Simple Graph
A simple graph is a graph that does not have more than one edge between any
two vertices and no edge starts and ends at the same vertex. In other words a simple graph is
a graph without loops and multiple edges.
Adjacent Vertices
Two vertices are said to be adjacent if there is an edge (arc) connecting them.
Adjacent Edges Adjacent edges are edges that share a common vertex.
Degree of a Vertex
The degree of a vertex is the number of edges incident with that vertex.
Path
A path is a sequence of vertices with the property that each vertex in
the sequence is adjacent to the vertex next to it. A path that does not repeat
vertices is called a simple path.
Circuit

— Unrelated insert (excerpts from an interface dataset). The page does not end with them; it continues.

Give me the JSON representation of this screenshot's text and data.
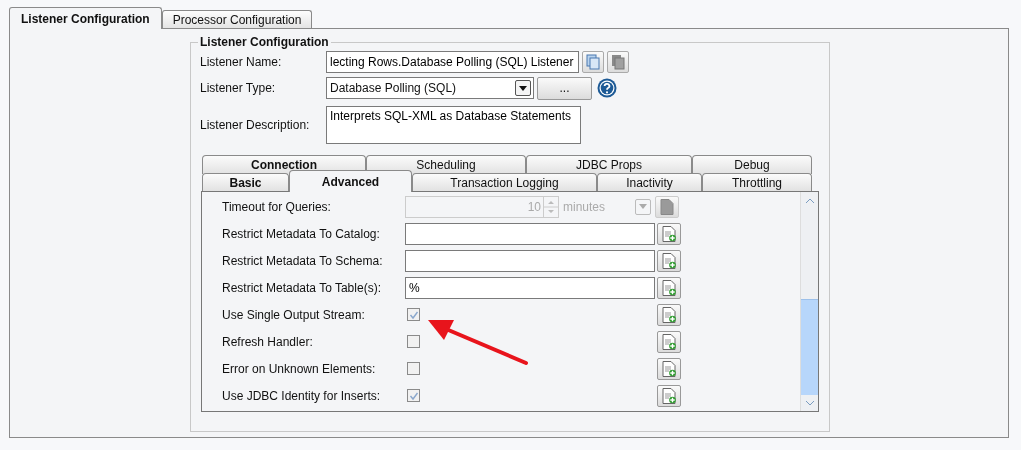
{
  "outer_tabs": [
    {
      "label": "Listener Configuration",
      "selected": true
    },
    {
      "label": "Processor Configuration",
      "selected": false
    }
  ],
  "listener_configuration": {
    "title": "Listener Configuration",
    "name_label": "Listener Name:",
    "name_value": "lecting Rows.Database Polling (SQL) Listener",
    "type_label": "Listener Type:",
    "type_value": "Database Polling (SQL)",
    "browse_button": "...",
    "description_label": "Listener Description:",
    "description_value": "Interprets SQL-XML as Database Statements"
  },
  "inner_tabs": {
    "back_row": [
      {
        "label": "Connection",
        "selected": false
      },
      {
        "label": "Scheduling",
        "selected": false
      },
      {
        "label": "JDBC Props",
        "selected": false
      },
      {
        "label": "Debug",
        "selected": false
      }
    ],
    "front_row": [
      {
        "label": "Basic",
        "selected": false
      },
      {
        "label": "Advanced",
        "selected": true
      },
      {
        "label": "Transaction Logging",
        "selected": false
      },
      {
        "label": "Inactivity",
        "selected": false
      },
      {
        "label": "Throttling",
        "selected": false
      }
    ]
  },
  "settings": [
    {
      "kind": "spinner",
      "label": "Timeout for Queries:",
      "value": "10",
      "unit": "minutes",
      "disabled": true
    },
    {
      "kind": "text",
      "label": "Restrict Metadata To Catalog:"
    },
    {
      "kind": "text",
      "label": "Restrict Metadata To Schema:"
    },
    {
      "kind": "text",
      "label": "Restrict Metadata To Table(s):",
      "value": "%"
    },
    {
      "kind": "checkbox",
      "label": "Use Single Output Stream:",
      "checked": true
    },
    {
      "kind": "checkbox",
      "label": "Refresh Handler:",
      "checked": false
    },
    {
      "kind": "checkbox",
      "label": "Error on Unknown Elements:",
      "checked": false
    },
    {
      "kind": "checkbox",
      "label": "Use JDBC Identity for Inserts:",
      "checked": true
    }
  ]
}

A circuit is path that begins and ends at the same vertex.
Cycle
A circuit that doesn't repeat vertices is called a cycle.
A Connected Graph
A graph is said to be connected if any two of its vertices are joined by a path. A graph
that is not connected is a disconnected graph. A disconnected graph is made up of connected subgraphs
that are called components.
Bridge
A bridge is an edge whose deletion from a graph increases the number of components in the graph. If a graph was
a connected graph then the removal of a bridge-edge disconnects it.
Euler Path
An Euler path is a path that travels through all edges of a connected graph.
Euler Circuit
An Euler circuit is a circuit that visits all edges of a connected graph.
The Hand Shaking Lemma
The sum of the degrees of all the vertices of a graph is twice the number
of edges in the graph.